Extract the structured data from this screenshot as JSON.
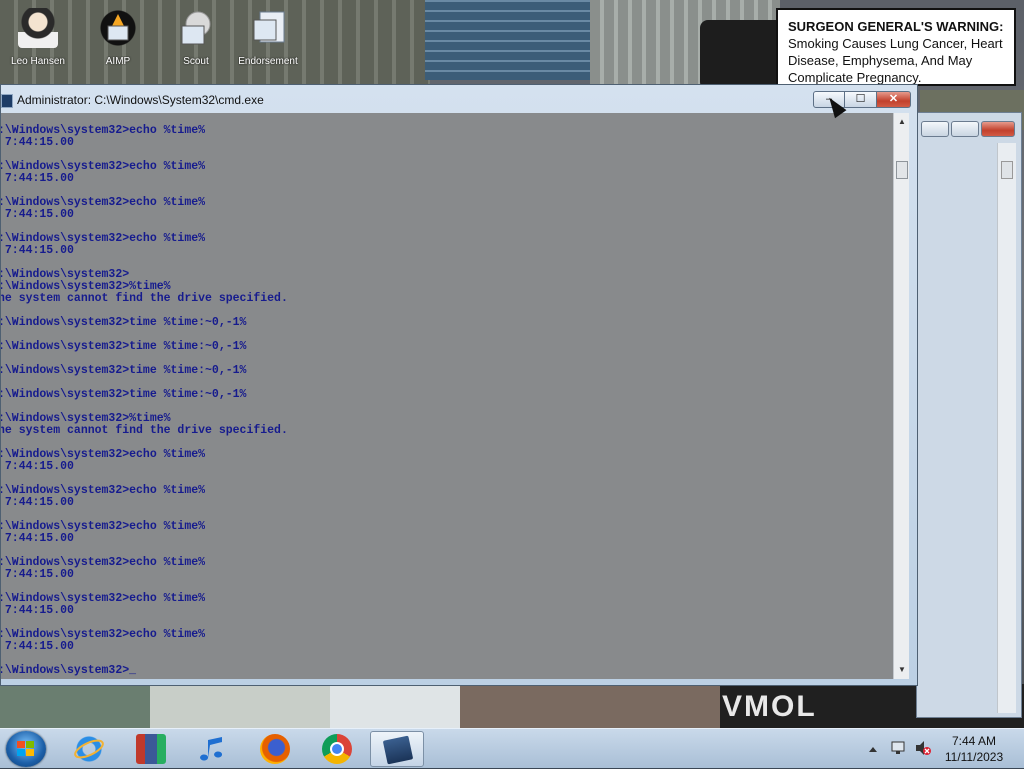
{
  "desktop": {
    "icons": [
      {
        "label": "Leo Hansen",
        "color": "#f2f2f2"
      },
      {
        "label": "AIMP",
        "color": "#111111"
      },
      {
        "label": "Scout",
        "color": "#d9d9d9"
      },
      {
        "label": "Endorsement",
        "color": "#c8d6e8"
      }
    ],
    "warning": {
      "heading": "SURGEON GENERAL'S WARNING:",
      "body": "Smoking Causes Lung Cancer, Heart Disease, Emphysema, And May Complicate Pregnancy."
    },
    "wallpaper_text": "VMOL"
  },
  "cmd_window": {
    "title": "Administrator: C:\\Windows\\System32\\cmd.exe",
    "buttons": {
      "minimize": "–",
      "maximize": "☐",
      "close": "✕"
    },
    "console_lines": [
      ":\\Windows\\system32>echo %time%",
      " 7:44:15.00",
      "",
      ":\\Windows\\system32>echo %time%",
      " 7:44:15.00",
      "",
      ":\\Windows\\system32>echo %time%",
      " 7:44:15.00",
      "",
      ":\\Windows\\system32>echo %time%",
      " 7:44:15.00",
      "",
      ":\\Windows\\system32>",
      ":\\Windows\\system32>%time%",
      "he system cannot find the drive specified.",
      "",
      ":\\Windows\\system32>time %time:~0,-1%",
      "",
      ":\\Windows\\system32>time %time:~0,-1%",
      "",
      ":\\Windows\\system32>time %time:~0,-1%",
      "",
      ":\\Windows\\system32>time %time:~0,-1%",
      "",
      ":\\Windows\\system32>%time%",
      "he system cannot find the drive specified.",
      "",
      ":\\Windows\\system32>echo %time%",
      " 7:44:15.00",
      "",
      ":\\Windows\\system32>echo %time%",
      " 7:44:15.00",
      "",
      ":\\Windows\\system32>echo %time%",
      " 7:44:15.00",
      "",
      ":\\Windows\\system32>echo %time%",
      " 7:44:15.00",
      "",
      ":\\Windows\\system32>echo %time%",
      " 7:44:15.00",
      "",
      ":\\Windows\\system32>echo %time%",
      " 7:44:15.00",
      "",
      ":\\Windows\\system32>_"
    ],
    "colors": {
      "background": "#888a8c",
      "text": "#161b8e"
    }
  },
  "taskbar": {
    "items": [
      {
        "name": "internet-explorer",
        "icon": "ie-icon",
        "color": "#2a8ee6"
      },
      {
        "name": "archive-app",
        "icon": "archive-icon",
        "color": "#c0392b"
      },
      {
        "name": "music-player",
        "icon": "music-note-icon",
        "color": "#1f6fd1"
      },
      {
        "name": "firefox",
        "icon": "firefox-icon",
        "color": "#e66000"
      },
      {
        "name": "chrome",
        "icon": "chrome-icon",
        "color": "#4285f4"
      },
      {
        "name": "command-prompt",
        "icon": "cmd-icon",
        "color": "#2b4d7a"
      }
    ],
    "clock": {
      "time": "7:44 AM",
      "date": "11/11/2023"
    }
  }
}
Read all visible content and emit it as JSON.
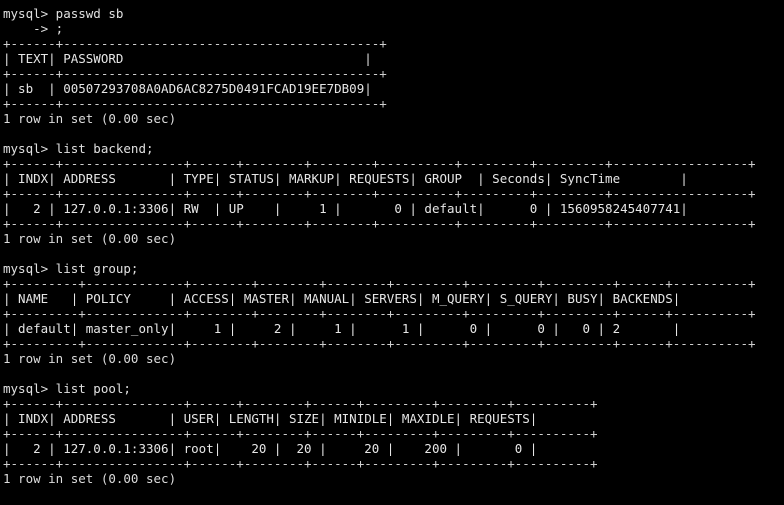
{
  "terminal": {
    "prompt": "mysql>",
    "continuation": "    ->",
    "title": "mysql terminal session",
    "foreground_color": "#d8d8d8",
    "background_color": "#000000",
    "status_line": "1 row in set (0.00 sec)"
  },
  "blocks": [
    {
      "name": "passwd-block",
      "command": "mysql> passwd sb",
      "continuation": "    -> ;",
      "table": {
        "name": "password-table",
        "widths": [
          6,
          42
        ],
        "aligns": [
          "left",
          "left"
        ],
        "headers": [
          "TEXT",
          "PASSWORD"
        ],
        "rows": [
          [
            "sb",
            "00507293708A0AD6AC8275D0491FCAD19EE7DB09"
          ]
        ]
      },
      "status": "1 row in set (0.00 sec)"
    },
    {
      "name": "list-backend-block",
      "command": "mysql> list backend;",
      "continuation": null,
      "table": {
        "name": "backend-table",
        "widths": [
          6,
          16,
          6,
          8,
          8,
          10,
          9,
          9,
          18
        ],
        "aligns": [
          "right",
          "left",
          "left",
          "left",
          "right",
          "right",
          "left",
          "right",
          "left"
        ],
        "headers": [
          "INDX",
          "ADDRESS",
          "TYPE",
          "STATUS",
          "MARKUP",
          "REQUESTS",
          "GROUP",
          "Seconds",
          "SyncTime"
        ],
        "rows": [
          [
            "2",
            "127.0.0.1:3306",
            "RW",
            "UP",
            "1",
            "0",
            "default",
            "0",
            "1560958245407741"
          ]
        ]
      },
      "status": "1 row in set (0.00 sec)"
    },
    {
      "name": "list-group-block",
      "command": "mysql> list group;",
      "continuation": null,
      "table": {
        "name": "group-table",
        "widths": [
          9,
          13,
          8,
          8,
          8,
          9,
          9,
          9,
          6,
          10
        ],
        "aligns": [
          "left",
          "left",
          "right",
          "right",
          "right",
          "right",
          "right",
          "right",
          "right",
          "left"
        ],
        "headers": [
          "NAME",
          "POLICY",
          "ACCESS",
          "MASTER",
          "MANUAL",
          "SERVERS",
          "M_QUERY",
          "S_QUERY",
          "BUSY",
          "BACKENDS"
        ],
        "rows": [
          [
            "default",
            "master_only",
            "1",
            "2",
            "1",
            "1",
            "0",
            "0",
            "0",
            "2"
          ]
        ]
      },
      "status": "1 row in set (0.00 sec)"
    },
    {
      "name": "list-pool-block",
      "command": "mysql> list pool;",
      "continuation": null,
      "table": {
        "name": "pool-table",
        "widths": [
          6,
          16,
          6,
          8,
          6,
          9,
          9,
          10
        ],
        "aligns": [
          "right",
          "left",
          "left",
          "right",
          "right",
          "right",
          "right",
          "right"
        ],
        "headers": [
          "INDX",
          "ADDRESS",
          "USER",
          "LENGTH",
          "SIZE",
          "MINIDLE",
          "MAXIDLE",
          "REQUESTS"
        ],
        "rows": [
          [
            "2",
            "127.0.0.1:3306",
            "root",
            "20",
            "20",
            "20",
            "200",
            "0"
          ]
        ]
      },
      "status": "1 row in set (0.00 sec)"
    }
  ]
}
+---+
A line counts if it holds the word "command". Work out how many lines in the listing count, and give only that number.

■ Output of the exercise: 5